** Task brief **
Your answer must be a single number: how many lines in the records below contain the word "title".
Recorded information section start
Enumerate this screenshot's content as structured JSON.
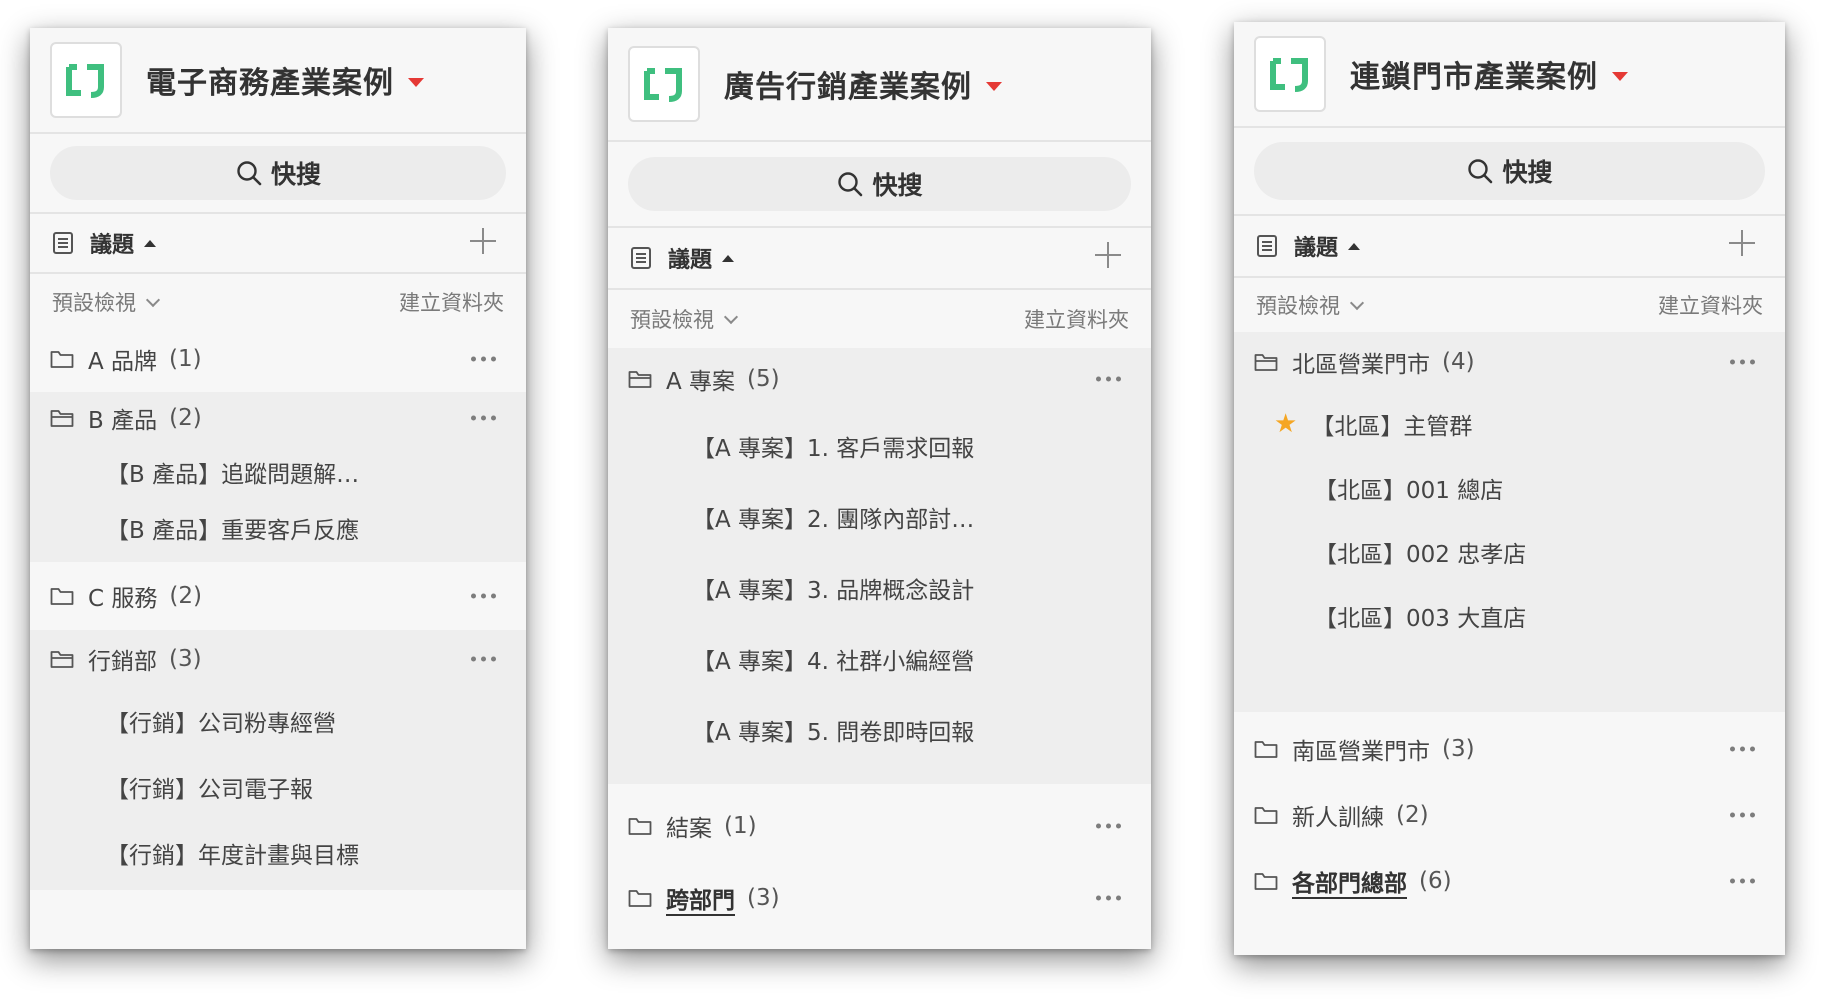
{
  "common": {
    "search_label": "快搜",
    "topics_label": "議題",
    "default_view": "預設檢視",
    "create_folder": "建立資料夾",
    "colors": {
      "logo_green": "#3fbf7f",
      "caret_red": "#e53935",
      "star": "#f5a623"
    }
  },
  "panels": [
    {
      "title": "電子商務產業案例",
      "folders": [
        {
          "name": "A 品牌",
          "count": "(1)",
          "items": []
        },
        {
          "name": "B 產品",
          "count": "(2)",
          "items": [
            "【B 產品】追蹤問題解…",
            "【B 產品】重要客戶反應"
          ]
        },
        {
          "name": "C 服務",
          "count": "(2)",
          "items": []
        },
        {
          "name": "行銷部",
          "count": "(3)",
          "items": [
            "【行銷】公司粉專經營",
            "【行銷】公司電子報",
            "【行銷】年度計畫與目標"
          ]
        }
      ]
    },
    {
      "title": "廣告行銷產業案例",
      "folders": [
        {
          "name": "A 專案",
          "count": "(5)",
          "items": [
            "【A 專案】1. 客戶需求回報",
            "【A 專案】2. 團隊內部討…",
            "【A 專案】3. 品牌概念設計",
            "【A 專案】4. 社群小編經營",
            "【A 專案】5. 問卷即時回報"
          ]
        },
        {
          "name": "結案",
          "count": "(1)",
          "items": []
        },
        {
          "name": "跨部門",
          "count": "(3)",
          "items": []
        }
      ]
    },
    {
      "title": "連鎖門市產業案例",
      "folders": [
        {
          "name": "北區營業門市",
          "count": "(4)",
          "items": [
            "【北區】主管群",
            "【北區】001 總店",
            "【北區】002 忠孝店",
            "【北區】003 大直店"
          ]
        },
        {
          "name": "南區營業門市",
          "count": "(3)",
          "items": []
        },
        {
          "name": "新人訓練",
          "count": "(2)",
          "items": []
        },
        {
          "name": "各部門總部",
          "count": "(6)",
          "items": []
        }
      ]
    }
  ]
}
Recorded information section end
** Answer space **
3